Work required: A word-for-word copy of the records below is required.

+++++

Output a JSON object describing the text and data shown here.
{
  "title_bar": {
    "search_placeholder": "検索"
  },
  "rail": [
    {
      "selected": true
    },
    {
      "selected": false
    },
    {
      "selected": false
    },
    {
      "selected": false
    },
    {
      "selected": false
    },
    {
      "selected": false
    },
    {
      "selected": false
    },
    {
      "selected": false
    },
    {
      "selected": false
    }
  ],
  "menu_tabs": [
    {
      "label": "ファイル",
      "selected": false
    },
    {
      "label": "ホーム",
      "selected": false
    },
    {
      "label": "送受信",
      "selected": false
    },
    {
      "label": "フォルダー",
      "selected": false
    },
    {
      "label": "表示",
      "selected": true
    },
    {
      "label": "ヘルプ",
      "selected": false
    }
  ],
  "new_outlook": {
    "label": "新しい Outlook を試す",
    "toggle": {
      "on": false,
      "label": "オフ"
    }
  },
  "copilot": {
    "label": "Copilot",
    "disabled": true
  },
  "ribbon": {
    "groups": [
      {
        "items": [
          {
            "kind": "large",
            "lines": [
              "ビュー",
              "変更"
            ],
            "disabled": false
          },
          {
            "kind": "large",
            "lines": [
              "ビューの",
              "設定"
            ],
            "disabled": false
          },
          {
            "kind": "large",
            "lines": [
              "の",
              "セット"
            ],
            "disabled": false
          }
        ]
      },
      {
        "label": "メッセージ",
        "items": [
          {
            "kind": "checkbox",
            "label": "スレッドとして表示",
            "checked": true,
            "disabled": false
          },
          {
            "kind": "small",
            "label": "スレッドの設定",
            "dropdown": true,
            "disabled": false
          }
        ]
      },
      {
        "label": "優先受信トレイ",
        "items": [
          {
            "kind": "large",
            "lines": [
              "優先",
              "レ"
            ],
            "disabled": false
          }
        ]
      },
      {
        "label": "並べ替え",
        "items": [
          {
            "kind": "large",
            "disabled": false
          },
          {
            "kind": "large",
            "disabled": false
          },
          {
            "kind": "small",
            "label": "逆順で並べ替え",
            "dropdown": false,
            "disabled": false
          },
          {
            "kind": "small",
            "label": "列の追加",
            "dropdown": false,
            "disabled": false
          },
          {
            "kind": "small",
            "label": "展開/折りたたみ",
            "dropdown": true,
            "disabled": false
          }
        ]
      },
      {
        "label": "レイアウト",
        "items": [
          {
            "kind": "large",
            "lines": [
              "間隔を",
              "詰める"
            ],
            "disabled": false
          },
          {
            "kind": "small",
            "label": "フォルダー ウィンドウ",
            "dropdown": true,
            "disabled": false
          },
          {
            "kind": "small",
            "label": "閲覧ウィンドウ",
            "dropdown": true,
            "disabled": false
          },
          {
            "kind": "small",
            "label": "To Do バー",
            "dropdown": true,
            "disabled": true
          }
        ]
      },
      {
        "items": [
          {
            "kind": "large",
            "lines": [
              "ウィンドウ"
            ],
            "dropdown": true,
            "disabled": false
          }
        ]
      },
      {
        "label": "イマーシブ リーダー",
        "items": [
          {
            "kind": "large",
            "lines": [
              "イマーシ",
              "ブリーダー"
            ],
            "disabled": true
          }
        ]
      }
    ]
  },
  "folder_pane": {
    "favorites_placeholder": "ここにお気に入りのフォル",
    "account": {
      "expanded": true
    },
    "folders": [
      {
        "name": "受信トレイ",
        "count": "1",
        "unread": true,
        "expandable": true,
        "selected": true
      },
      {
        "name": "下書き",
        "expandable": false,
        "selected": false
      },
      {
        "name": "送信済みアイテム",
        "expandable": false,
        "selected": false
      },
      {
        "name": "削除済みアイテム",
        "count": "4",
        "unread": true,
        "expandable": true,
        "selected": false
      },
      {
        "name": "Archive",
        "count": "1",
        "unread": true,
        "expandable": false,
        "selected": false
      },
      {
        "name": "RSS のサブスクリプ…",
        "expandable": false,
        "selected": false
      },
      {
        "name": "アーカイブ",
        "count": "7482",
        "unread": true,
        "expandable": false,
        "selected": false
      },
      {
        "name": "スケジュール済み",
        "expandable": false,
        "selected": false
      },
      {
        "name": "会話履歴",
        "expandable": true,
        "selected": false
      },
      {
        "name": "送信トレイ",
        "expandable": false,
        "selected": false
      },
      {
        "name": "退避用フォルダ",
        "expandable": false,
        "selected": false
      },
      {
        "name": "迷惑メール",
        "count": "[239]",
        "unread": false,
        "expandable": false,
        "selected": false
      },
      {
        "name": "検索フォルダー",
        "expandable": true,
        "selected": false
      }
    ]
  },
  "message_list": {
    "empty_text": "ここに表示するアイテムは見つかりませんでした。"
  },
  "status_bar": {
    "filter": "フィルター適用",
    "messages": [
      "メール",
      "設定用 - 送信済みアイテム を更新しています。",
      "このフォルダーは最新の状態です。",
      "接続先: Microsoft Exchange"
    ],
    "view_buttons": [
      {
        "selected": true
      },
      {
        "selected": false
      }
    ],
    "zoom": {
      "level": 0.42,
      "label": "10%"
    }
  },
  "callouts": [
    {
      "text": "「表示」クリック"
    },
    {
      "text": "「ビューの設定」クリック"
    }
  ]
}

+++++

Exercise response:
Output a JSON object describing the text and data shown here.
{
  "title_bar": {
    "search_placeholder": "検索"
  },
  "rail": [
    {
      "selected": true
    },
    {
      "selected": false
    },
    {
      "selected": false
    },
    {
      "selected": false
    },
    {
      "selected": false
    },
    {
      "selected": false
    },
    {
      "selected": false
    },
    {
      "selected": false
    },
    {
      "selected": false
    }
  ],
  "menu_tabs": [
    {
      "label": "ファイル",
      "selected": false
    },
    {
      "label": "ホーム",
      "selected": false
    },
    {
      "label": "送受信",
      "selected": false
    },
    {
      "label": "フォルダー",
      "selected": false
    },
    {
      "label": "表示",
      "selected": true
    },
    {
      "label": "ヘルプ",
      "selected": false
    }
  ],
  "new_outlook": {
    "label": "新しい Outlook を試す",
    "toggle": {
      "on": false,
      "label": "オフ"
    }
  },
  "copilot": {
    "label": "Copilot",
    "disabled": true
  },
  "ribbon": {
    "groups": [
      {
        "items": [
          {
            "kind": "large",
            "lines": [
              "ビュー",
              "変更"
            ],
            "disabled": false
          },
          {
            "kind": "large",
            "lines": [
              "ビューの",
              "設定"
            ],
            "disabled": false
          },
          {
            "kind": "large",
            "lines": [
              "の",
              "セット"
            ],
            "disabled": false
          }
        ]
      },
      {
        "label": "メッセージ",
        "items": [
          {
            "kind": "checkbox",
            "label": "スレッドとして表示",
            "checked": true,
            "disabled": false
          },
          {
            "kind": "small",
            "label": "スレッドの設定",
            "dropdown": true,
            "disabled": false
          }
        ]
      },
      {
        "label": "優先受信トレイ",
        "items": [
          {
            "kind": "large",
            "lines": [
              "優先",
              "レ"
            ],
            "disabled": false
          }
        ]
      },
      {
        "label": "並べ替え",
        "items": [
          {
            "kind": "large",
            "disabled": false
          },
          {
            "kind": "large",
            "disabled": false
          },
          {
            "kind": "small",
            "label": "逆順で並べ替え",
            "dropdown": false,
            "disabled": false
          },
          {
            "kind": "small",
            "label": "列の追加",
            "dropdown": false,
            "disabled": false
          },
          {
            "kind": "small",
            "label": "展開/折りたたみ",
            "dropdown": true,
            "disabled": false
          }
        ]
      },
      {
        "label": "レイアウト",
        "items": [
          {
            "kind": "large",
            "lines": [
              "間隔を",
              "詰める"
            ],
            "disabled": false
          },
          {
            "kind": "small",
            "label": "フォルダー ウィンドウ",
            "dropdown": true,
            "disabled": false
          },
          {
            "kind": "small",
            "label": "閲覧ウィンドウ",
            "dropdown": true,
            "disabled": false
          },
          {
            "kind": "small",
            "label": "To Do バー",
            "dropdown": true,
            "disabled": true
          }
        ]
      },
      {
        "items": [
          {
            "kind": "large",
            "lines": [
              "ウィンドウ"
            ],
            "dropdown": true,
            "disabled": false
          }
        ]
      },
      {
        "label": "イマーシブ リーダー",
        "items": [
          {
            "kind": "large",
            "lines": [
              "イマーシ",
              "ブリーダー"
            ],
            "disabled": true
          }
        ]
      }
    ]
  },
  "folder_pane": {
    "favorites_placeholder": "ここにお気に入りのフォル",
    "account": {
      "expanded": true
    },
    "folders": [
      {
        "name": "受信トレイ",
        "count": "1",
        "unread": true,
        "expandable": true,
        "selected": true
      },
      {
        "name": "下書き",
        "expandable": false,
        "selected": false
      },
      {
        "name": "送信済みアイテム",
        "expandable": false,
        "selected": false
      },
      {
        "name": "削除済みアイテム",
        "count": "4",
        "unread": true,
        "expandable": true,
        "selected": false
      },
      {
        "name": "Archive",
        "count": "1",
        "unread": true,
        "expandable": false,
        "selected": false
      },
      {
        "name": "RSS のサブスクリプ…",
        "expandable": false,
        "selected": false
      },
      {
        "name": "アーカイブ",
        "count": "7482",
        "unread": true,
        "expandable": false,
        "selected": false
      },
      {
        "name": "スケジュール済み",
        "expandable": false,
        "selected": false
      },
      {
        "name": "会話履歴",
        "expandable": true,
        "selected": false
      },
      {
        "name": "送信トレイ",
        "expandable": false,
        "selected": false
      },
      {
        "name": "退避用フォルダ",
        "expandable": false,
        "selected": false
      },
      {
        "name": "迷惑メール",
        "count": "[239]",
        "unread": false,
        "expandable": false,
        "selected": false
      },
      {
        "name": "検索フォルダー",
        "expandable": true,
        "selected": false
      }
    ]
  },
  "message_list": {
    "empty_text": "ここに表示するアイテムは見つかりませんでした。"
  },
  "status_bar": {
    "filter": "フィルター適用",
    "messages": [
      "メール",
      "設定用 - 送信済みアイテム を更新しています。",
      "このフォルダーは最新の状態です。",
      "接続先: Microsoft Exchange"
    ],
    "view_buttons": [
      {
        "selected": true
      },
      {
        "selected": false
      }
    ],
    "zoom": {
      "level": 0.42,
      "label": "10%"
    }
  },
  "callouts": [
    {
      "text": "「表示」クリック"
    },
    {
      "text": "「ビューの設定」クリック"
    }
  ]
}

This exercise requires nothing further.